Thursday, August 1, 2013

Monday Night Band Interview with Robert Kennedy

In honor of wrapping up a successful first round of auditions for the Monday Night Band this week, we thought we'd shed a little light on the musicians that made up the band in our inaugural season. Today we feature Robert Kennedy. We interviewed Kennedy to get an in-depth recall of his experience with the first session of the Monday Night Band (MNB).

Meet Robert Kennedy!

Question:  When did you start playing jazz? Why?
Robert Kennedy:    In my late teens and early 20s I had been playing classical, pop, and rock for years and I felt stuck in a rut, having a hard time growing my musical vocabulary. I noticed the players who seemed to have much richer vocabularies than mine had all studied jazz, so it seemed clear I should study jazz, too. I tried listening to jazz records recommended by friends, but the struggle to appreciate them was too much for me. I liked some fusion but I just couldn't develop a taste nor an emotional appreciation for what I was hearing in jazz.

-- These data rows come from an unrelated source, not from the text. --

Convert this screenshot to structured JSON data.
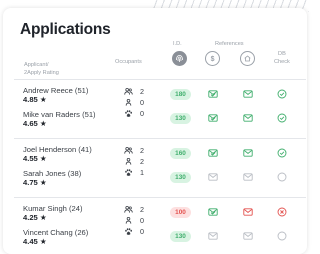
{
  "header": {
    "title": "Applications",
    "col_applicant": "Applicant/\n2Apply Rating",
    "col_occupants": "Occupants",
    "col_id": "I.D.",
    "col_references": "References",
    "col_db_check": "DB\nCheck"
  },
  "colors": {
    "green": "#3fae6c",
    "green_bg": "#d8f3e2",
    "red": "#e3524f",
    "red_bg": "#fde0e0",
    "gray": "#b9bdc4"
  },
  "groups": [
    {
      "applicants": [
        {
          "name": "Andrew Reece (51)",
          "rating": "4.85 ★",
          "id_score": "180",
          "id_status": "green",
          "ref1": "check",
          "ref2": "check",
          "db": "check"
        },
        {
          "name": "Mike van Raders (51)",
          "rating": "4.65 ★",
          "id_score": "130",
          "id_status": "green",
          "ref1": "check",
          "ref2": "check",
          "db": "check"
        }
      ],
      "occupants": {
        "adults": "2",
        "children": "0",
        "pets": "0"
      }
    },
    {
      "applicants": [
        {
          "name": "Joel Henderson (41)",
          "rating": "4.55 ★",
          "id_score": "160",
          "id_status": "green",
          "ref1": "check",
          "ref2": "check",
          "db": "check"
        },
        {
          "name": "Sarah Jones (38)",
          "rating": "4.75 ★",
          "id_score": "130",
          "id_status": "green",
          "ref1": "pending",
          "ref2": "pending",
          "db": "pending"
        }
      ],
      "occupants": {
        "adults": "2",
        "children": "2",
        "pets": "1"
      }
    },
    {
      "applicants": [
        {
          "name": "Kumar Singh (24)",
          "rating": "4.25 ★",
          "id_score": "100",
          "id_status": "red",
          "ref1": "check",
          "ref2": "fail",
          "db": "fail"
        },
        {
          "name": "Vincent Chang (26)",
          "rating": "4.45 ★",
          "id_score": "130",
          "id_status": "green",
          "ref1": "pending",
          "ref2": "pending",
          "db": "pending"
        }
      ],
      "occupants": {
        "adults": "2",
        "children": "0",
        "pets": "0"
      }
    }
  ]
}
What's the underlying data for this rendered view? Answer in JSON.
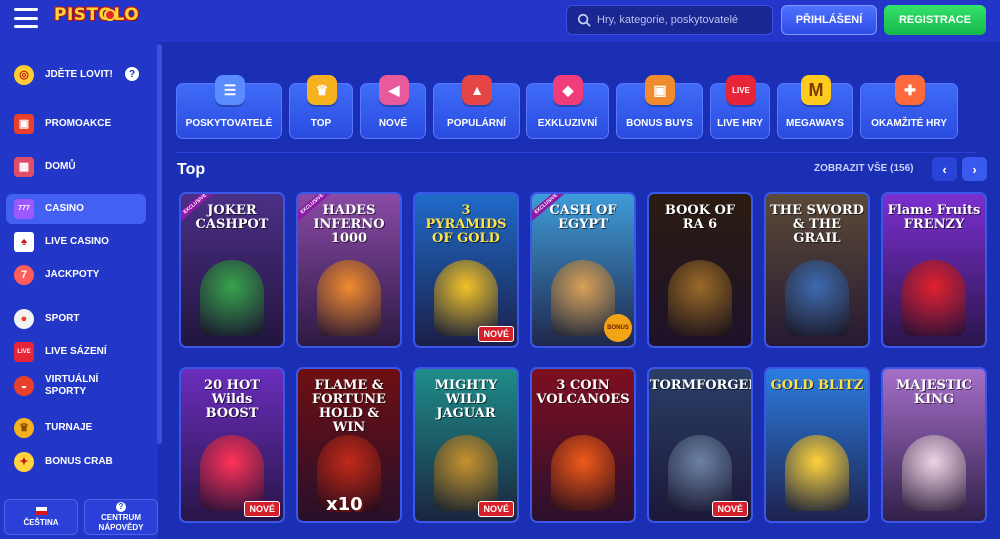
{
  "header": {
    "logo": "PISTOLO",
    "search_placeholder": "Hry, kategorie, poskytovatelé",
    "login_label": "PŘIHLÁŠENÍ",
    "register_label": "REGISTRACE"
  },
  "sidebar": {
    "items": [
      {
        "label": "JDĚTE LOVIT!",
        "icon": "target-icon",
        "color": "#ffcc33"
      },
      {
        "label": "PROMOAKCE",
        "icon": "gift-icon",
        "color": "#e8402b"
      },
      {
        "label": "DOMŮ",
        "icon": "slot-machine-icon",
        "color": "#e04f6a"
      },
      {
        "label": "CASINO",
        "icon": "casino-777-icon",
        "color": "#9b59ff"
      },
      {
        "label": "LIVE CASINO",
        "icon": "cards-icon",
        "color": "#ffffff"
      },
      {
        "label": "JACKPOTY",
        "icon": "jackpot-icon",
        "color": "#ff5c5c"
      },
      {
        "label": "SPORT",
        "icon": "ball-icon",
        "color": "#f2f2f2"
      },
      {
        "label": "LIVE SÁZENÍ",
        "icon": "live-icon",
        "color": "#e82538"
      },
      {
        "label": "VIRTUÁLNÍ SPORTY",
        "icon": "virtual-sports-icon",
        "color": "#e8402b"
      },
      {
        "label": "TURNAJE",
        "icon": "trophy-icon",
        "color": "#f5b21e"
      },
      {
        "label": "BONUS CRAB",
        "icon": "crab-icon",
        "color": "#ffd43d"
      }
    ],
    "language_label": "ČEŠTINA",
    "help_center_label": "CENTRUM NÁPOVĚDY"
  },
  "categories": [
    {
      "label": "POSKYTOVATELÉ",
      "icon": "providers-icon",
      "color": "#5a8bff"
    },
    {
      "label": "TOP",
      "icon": "crown-icon",
      "color": "#f5b21e"
    },
    {
      "label": "NOVÉ",
      "icon": "megaphone-icon",
      "color": "#e85a9b"
    },
    {
      "label": "POPULÁRNÍ",
      "icon": "rocket-icon",
      "color": "#e64545"
    },
    {
      "label": "EXKLUZIVNÍ",
      "icon": "diamond-icon",
      "color": "#f03c7a"
    },
    {
      "label": "BONUS BUYS",
      "icon": "gift-box-icon",
      "color": "#f08b2e"
    },
    {
      "label": "LIVE HRY",
      "icon": "live-tv-icon",
      "color": "#e82538"
    },
    {
      "label": "MEGAWAYS",
      "icon": "megaways-icon",
      "color": "#ffcb1f"
    },
    {
      "label": "OKAMŽITÉ HRY",
      "icon": "joystick-icon",
      "color": "#ff6a3c"
    }
  ],
  "section": {
    "title": "Top",
    "view_all": "ZOBRAZIT VŠE (156)"
  },
  "games": [
    {
      "title": "JOKER CASHPOT",
      "bg": "#4b2f86",
      "art": "#37a34a",
      "badge": "",
      "excl": "EXCLUSIVE"
    },
    {
      "title": "HADES INFERNO 1000",
      "bg": "#8a4aa6",
      "art": "#f08b2e",
      "badge": "",
      "excl": "EXCLUSIVE"
    },
    {
      "title": "3 PYRAMIDS OF GOLD",
      "bg": "#1f6bc9",
      "art": "#f3c128",
      "badge": "NOVÉ",
      "excl": ""
    },
    {
      "title": "CASH OF EGYPT",
      "bg": "#3e9cd8",
      "art": "#d9a057",
      "badge": "BONUS",
      "excl": "EXCLUSIVE"
    },
    {
      "title": "BOOK OF RA 6",
      "bg": "#2b1c10",
      "art": "#9a6a2a",
      "badge": "",
      "excl": ""
    },
    {
      "title": "THE SWORD & THE GRAIL",
      "bg": "#5b4a38",
      "art": "#3c6ab0",
      "badge": "",
      "excl": ""
    },
    {
      "title": "Flame Fruits FRENZY",
      "bg": "#7b2fd0",
      "art": "#e0212c",
      "badge": "",
      "excl": ""
    },
    {
      "title": "20 HOT Wilds BOOST",
      "bg": "#6b2dbd",
      "art": "#ff3355",
      "badge": "NOVÉ",
      "excl": ""
    },
    {
      "title": "FLAME & FORTUNE HOLD & WIN",
      "bg": "#6e0f12",
      "art": "#c22a1a",
      "badge": "x10",
      "excl": ""
    },
    {
      "title": "MIGHTY WILD JAGUAR",
      "bg": "#1e8d8a",
      "art": "#c8912e",
      "badge": "NOVÉ",
      "excl": ""
    },
    {
      "title": "3 COIN VOLCANOES",
      "bg": "#7e0f20",
      "art": "#f05a1a",
      "badge": "",
      "excl": ""
    },
    {
      "title": "STORMFORGED",
      "bg": "#2a3e66",
      "art": "#6d82a6",
      "badge": "NOVÉ",
      "excl": ""
    },
    {
      "title": "GOLD BLITZ",
      "bg": "#2b7de0",
      "art": "#ffd23a",
      "badge": "",
      "excl": ""
    },
    {
      "title": "MAJESTIC KING",
      "bg": "#a56fc9",
      "art": "#f0d4e4",
      "badge": "",
      "excl": ""
    }
  ]
}
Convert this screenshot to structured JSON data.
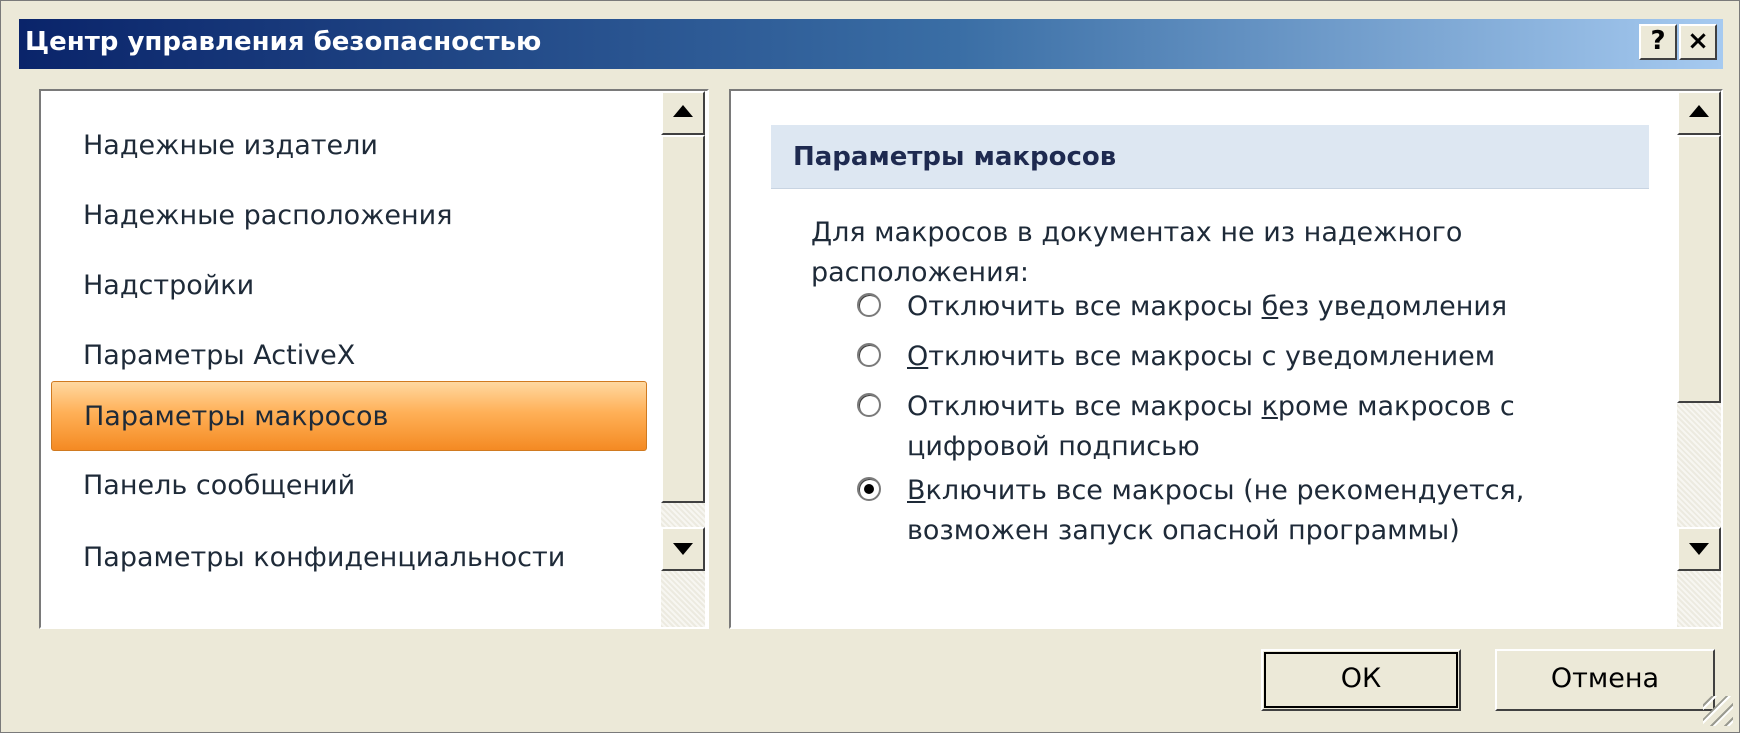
{
  "window": {
    "title": "Центр управления безопасностью",
    "help_label": "?",
    "close_label": "×"
  },
  "sidebar": {
    "items": [
      {
        "label": "Надежные издатели",
        "selected": false
      },
      {
        "label": "Надежные расположения",
        "selected": false
      },
      {
        "label": "Надстройки",
        "selected": false
      },
      {
        "label": "Параметры ActiveX",
        "selected": false
      },
      {
        "label": "Параметры макросов",
        "selected": true
      },
      {
        "label": "Панель сообщений",
        "selected": false
      },
      {
        "label": "Параметры конфиденциальности",
        "selected": false
      }
    ]
  },
  "main": {
    "section_title": "Параметры макросов",
    "description": "Для макросов в документах не из надежного расположения:",
    "options": [
      {
        "before": "Отключить все макросы ",
        "accel": "б",
        "after": "ез уведомления",
        "checked": false
      },
      {
        "before": "",
        "accel": "О",
        "after": "тключить все макросы с уведомлением",
        "checked": false
      },
      {
        "before": "Отключить все макросы ",
        "accel": "к",
        "after": "роме макросов с цифровой подписью",
        "checked": false
      },
      {
        "before": "",
        "accel": "В",
        "after": "ключить все макросы (не рекомендуется, возможен запуск опасной программы)",
        "checked": true
      }
    ]
  },
  "buttons": {
    "ok_label": "ОК",
    "cancel_label": "Отмена"
  },
  "icons": [
    "help-icon",
    "close-icon",
    "scroll-up-icon",
    "scroll-down-icon",
    "radio-icon",
    "resize-grip-icon"
  ],
  "colors": {
    "title_gradient_start": "#0a246a",
    "selection_orange": "#f48a23",
    "section_header_bg": "#dde7f2"
  }
}
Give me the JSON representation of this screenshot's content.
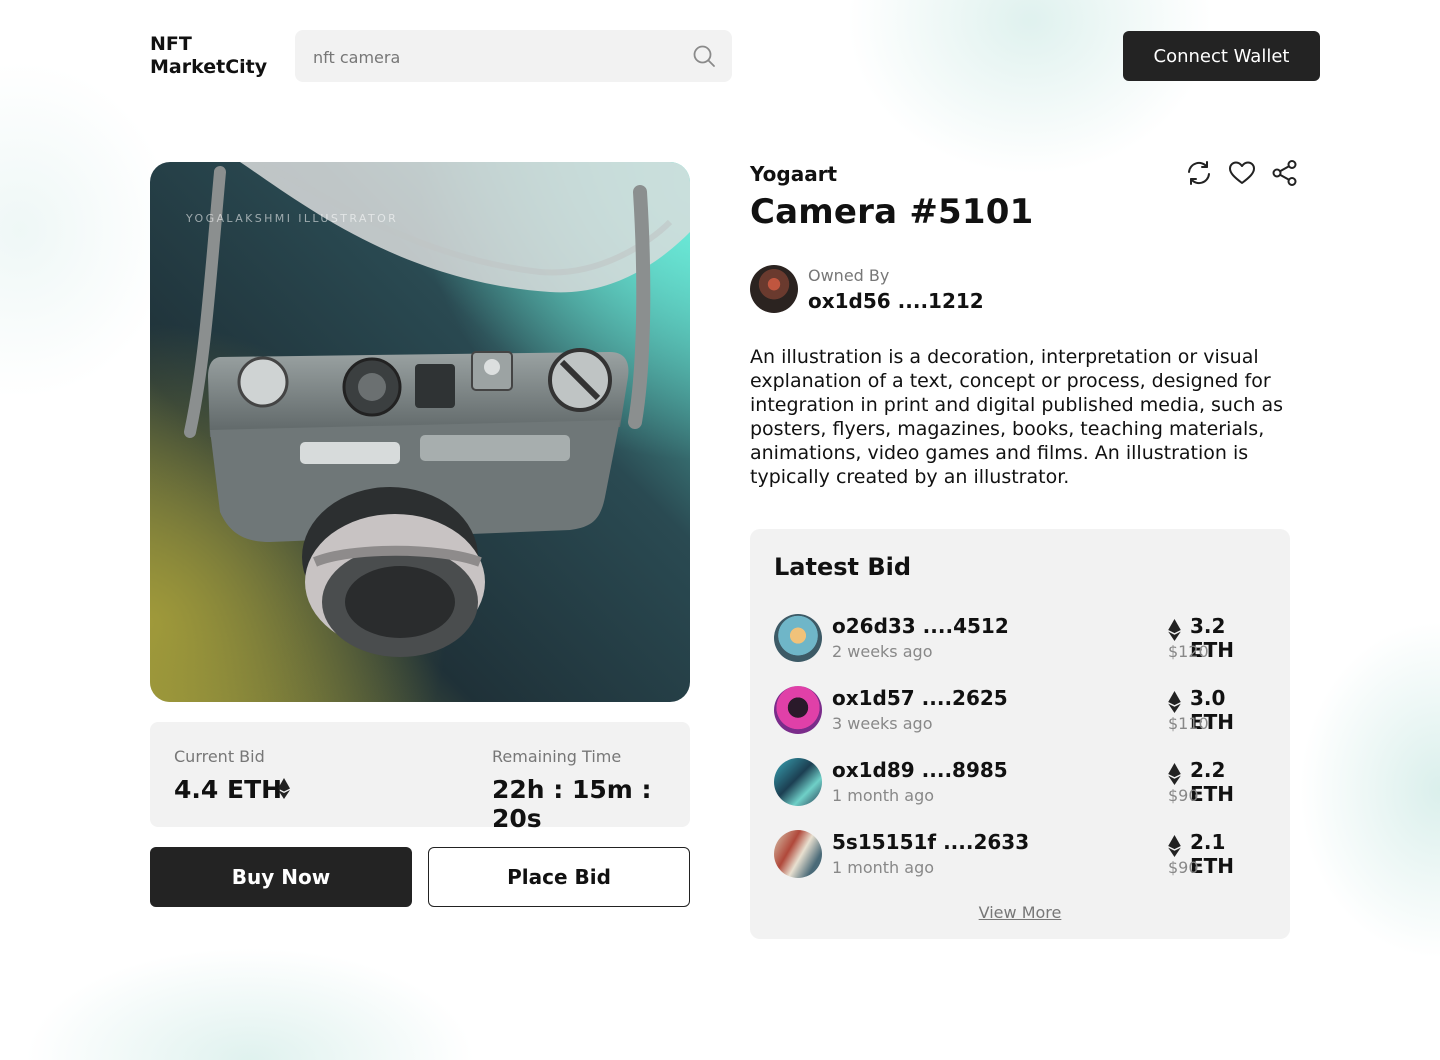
{
  "header": {
    "logo_line1": "NFT",
    "logo_line2": "MarketCity",
    "search_placeholder": "nft camera",
    "search_icon": "search-icon",
    "connect_label": "Connect Wallet"
  },
  "artwork": {
    "caption": "YOGALAKSHMI ILLUSTRATOR",
    "accent": "#5fe0d0"
  },
  "bid": {
    "current_label": "Current Bid",
    "current_value": "4.4 ETH",
    "remaining_label": "Remaining Time",
    "remaining_value": "22h : 15m : 20s"
  },
  "buttons": {
    "buy": "Buy Now",
    "place": "Place Bid"
  },
  "item": {
    "collection": "Yogaart",
    "title": "Camera #5101",
    "action_icons": [
      "refresh-icon",
      "heart-icon",
      "share-icon"
    ],
    "owned_label": "Owned By",
    "owner": "ox1d56 ....1212",
    "description": "An illustration is a decoration, interpretation or visual explanation of a text, concept or process, designed for integration in print and digital published media, such as posters, flyers, magazines, books, teaching materials, animations, video games and films. An illustration is typically created by an illustrator."
  },
  "latest": {
    "heading": "Latest Bid",
    "view_more": "View More",
    "bids": [
      {
        "address": "o26d33 ....4512",
        "time": "2 weeks ago",
        "amount": "3.2 ETH",
        "usd": "$120"
      },
      {
        "address": "ox1d57 ....2625",
        "time": "3 weeks ago",
        "amount": "3.0 ETH",
        "usd": "$110"
      },
      {
        "address": "ox1d89 ....8985",
        "time": "1 month ago",
        "amount": "2.2 ETH",
        "usd": "$90"
      },
      {
        "address": "5s15151f ....2633",
        "time": "1 month ago",
        "amount": "2.1 ETH",
        "usd": "$90"
      }
    ]
  }
}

Finally when I came to the Bay Area for grad school -- this was in 1988 -- I signed up for Jim Nadel's jazz theory class at Stanford not for the music theory nor the ear training but because I had heard, rightly, it turned out, that its weekly listening assignments were killer. At the same time I auditioned for the Stanford Jazz Band. Bill Bell was directing the band at the time and he told me I was in, but only if I would get some private instruction to catch up on the jazz idiom. One option he offered was for me to be his private student at a very low rate that I now realize was an incredible deal. Luckily for me, I took him up on it. My other good fortune, as I've already mentioned, was that Jim Nadel's listening assignments were masterfully laid out, starting with music that was at once accessible and very substantial (like Kind of Blue) and branching out from there in many directions. Finally, with all that help, I was able to begin understanding and appreciating jazz at an emotional level that would motivate me to work at learning to play it.

Q: Who do you look up to as an artist?
RK:   What an incredibly long list this would be! I have no idea how to answer, except to list a few of the myriad players that I try explicitly to steal from whenever I can: Larry Goldings, George Cables, Tony Monaco, Clifford Brown, Hank Mobley, Hampton Hawes, and many, many more.

Q:  What inspires you? What was it like to work with Adam Theis?
RK:   Surprises that stay within the idiom, striking just the right balance between the expected and the unexpected. Being a small part of something really big. Feeling relaxed on the bandstand and knowing I'm helping make a good noise. Being part of a tight rhythm section. Seeing and hearing truly great players. Meeting and hearing great players who are under-appreciated. Seeing time and again how much more music is out there than I ever could have imagined.

Working with Adam is a pleasure. He brings in great arrangements, he's personable, he gives praise whenever he can and gives criticism -- always gentle and constructive -- most of the times it's needed.

Q:  Besides music, what are your other passions and how do they inform your art?
RK:   Deep, confident craftsmanship in just about any form. I appreciate good writing, good photography, skillful surgery, sewing, painting stripes on a motorcycle gas tank, piano tuning, watchmaking. And on and on. I'm not sure how this passion for craftsmanship informs what I do except as something to aspire to.

Q:  What is your day job?
RK:  I'm a computer programmer for an internet search company.

Q:  How did it feel to play in Miner Auditorium?
RK:   It's the best-sounding room I've ever played in, so of course it was great!

If you are interested in auditioning for this year's Monday Night Band, register here!

The new Monday Night Band at SFJAZZ provides aspiring jazz musicians of all ages (older teens through seasoned adults) with a structured approach to learning and interpreting diverse repertoire in a hip community band setting. Open to intermediate-advanced level instrumentalists and vocalists – from high school age hotshots to retired pros and everyone in between (by audition) – this ensemble will introduce participants to various styles and genres of jazz with the primary goal to develop a performance-ready program. The band will be directed by acclaimed Bay Area musician, composer and bandleader Adam Theis.  The series will culminate in a final public performance on Monday, December 9th in Miner Auditorium.


Post a Comment